Search anything and hit enter
  • Teams
  • Members
  • Projects
  • Events
  • Calls
  • Jobs
  • publications
  • Software
  • Tools
  • Network
  • Equipment

A little guide for advanced search:

  • Tip 1. You can use quotes "" to search for an exact expression.
    Example: "cell division"
  • Tip 2. You can use + symbol to restrict results containing all words.
    Example: +cell +stem
  • Tip 3. You can use + and - symbols to force inclusion or exclusion of specific words.
    Example: +cell -stem
e.g. searching for members in projects tagged cancer
Search for
Count
IN
OUT
Content 1
  • member
  • team
  • department
  • center
  • program_project
  • nrc
  • whocc
  • project
  • software
  • tool
  • patent
  • Administrative Staff
  • Assistant Professor
  • Associate Professor
  • Clinical Research Assistant
  • Full Professor
  • Graduate Student
  • Lab assistant
  • Non-permanent Researcher
  • Permanent Researcher
  • Pharmacist
  • PhD Student
  • Physician
  • Post-doc
  • Project Manager
  • Research Associate
  • Research Engineer
  • Retired scientist
  • Technician
  • Undergraduate Student
  • Veterinary
  • Visiting Scientist
  • Deputy Director of Center
  • Deputy Director of Department
  • Deputy Director of National Reference Center
  • Deputy Head of Facility
  • Director of Center
  • Director of Department
  • Director of Institute
  • Director of National Reference Center
  • Group Leader
  • Head of Facility
  • Head of Operations
  • Head of Structure
  • Honorary President of the Departement
  • Labex Coordinator
Content 2
  • member
  • team
  • department
  • center
  • program_project
  • nrc
  • whocc
  • project
  • software
  • tool
  • patent
  • Administrative Staff
  • Assistant Professor
  • Associate Professor
  • Clinical Research Assistant
  • Full Professor
  • Graduate Student
  • Lab assistant
  • Non-permanent Researcher
  • Permanent Researcher
  • Pharmacist
  • PhD Student
  • Physician
  • Post-doc
  • Project Manager
  • Research Associate
  • Research Engineer
  • Retired scientist
  • Technician
  • Undergraduate Student
  • Veterinary
  • Visiting Scientist
  • Deputy Director of Center
  • Deputy Director of Department
  • Deputy Director of National Reference Center
  • Deputy Head of Facility
  • Director of Center
  • Director of Department
  • Director of Institute
  • Director of National Reference Center
  • Group Leader
  • Head of Facility
  • Head of Operations
  • Head of Structure
  • Honorary President of the Departement
  • Labex Coordinator
Search
Go back
Scroll to top
Share
© Research
Publication : Biochemistry

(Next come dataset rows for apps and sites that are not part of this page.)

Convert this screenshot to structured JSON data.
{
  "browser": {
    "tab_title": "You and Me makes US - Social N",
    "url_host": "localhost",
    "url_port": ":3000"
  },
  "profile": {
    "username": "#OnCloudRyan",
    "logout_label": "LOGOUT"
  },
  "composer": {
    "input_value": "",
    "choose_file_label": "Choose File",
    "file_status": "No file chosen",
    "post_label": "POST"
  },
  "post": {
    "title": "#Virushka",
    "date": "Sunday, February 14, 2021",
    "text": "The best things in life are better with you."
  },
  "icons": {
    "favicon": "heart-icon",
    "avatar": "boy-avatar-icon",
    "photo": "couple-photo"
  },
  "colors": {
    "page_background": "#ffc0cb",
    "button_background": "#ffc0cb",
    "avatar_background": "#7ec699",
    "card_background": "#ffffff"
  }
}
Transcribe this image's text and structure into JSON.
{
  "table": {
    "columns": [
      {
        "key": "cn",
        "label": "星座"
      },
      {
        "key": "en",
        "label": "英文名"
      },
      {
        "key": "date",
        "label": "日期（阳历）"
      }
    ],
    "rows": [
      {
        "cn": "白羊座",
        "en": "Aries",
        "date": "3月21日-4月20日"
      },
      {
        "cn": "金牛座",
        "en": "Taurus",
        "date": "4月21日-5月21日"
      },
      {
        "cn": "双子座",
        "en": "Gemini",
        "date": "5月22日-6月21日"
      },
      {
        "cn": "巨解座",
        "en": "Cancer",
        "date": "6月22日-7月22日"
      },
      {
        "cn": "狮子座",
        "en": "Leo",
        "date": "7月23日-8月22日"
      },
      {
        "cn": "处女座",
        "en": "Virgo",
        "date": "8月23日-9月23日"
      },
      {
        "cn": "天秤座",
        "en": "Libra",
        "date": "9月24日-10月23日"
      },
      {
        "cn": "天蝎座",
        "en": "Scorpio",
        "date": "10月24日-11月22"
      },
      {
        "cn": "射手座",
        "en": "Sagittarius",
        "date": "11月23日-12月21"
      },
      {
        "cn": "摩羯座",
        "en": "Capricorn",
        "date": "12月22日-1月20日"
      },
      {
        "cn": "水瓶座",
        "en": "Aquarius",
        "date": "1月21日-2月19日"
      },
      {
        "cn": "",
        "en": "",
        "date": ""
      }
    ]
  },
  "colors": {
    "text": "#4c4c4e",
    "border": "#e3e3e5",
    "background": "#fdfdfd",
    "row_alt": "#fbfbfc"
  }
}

NF-kappa B binding mechanism: a nuclear magnetic resonance and modeling study of a GGG –> CTC mutation

Scientific Fields
Diseases
Organisms
Applications
Technique

Published in Biochemistry - 30 Mar 1999

Tisné C, Hartmann B, Delepierre M

Link to Pubmed [PMID] – 10194299

Biochemistry 1999 Mar;38(13):3883-94

We present the solution structure of the nonpalindromic 16 bp DNA 5’d(CTGCTCACTTTCCAGG)3′. 5’d(CCTGGAAAGTGAGCAG)3′ containing a mutated kappaB site for which the mutation of a highly conserved GGG tract of the native kappaB HIV-1 site to CTC abolishes NF-kappaB binding. 1H and 31P NMR spectroscopies have been used together with molecular modeling to determine the fine structure of the duplex. NMR data show evidence for a BI-BII equilibrium of the CpA.TpG steps at the 3′-end of the oligomer. Models for the extreme conformations reached by the mutated duplex (denoted 16M) are proposed in agreement with the NMR data. Since the distribution of BII sites is changed in the mutated duplex compared to that of the native duplex (denoted 16N), large differences are induced in the intrinsic structural properties of both duplexes. In particular, in BII structures, 16M shows a kink located at the 3′-end of the duplex, and in contrast, 16N exhibits an intrinsic global curvature toward the major groove. Whereas 16N can reach a conformation very favorable for the interaction with NF-kappaB, 16M cannot mimic such a conformation and, moreover, its deeper and narrower major groove could hinder the DNA-protein interactions.

http://www.ncbi.nlm.nih.gov/pubmed/10194299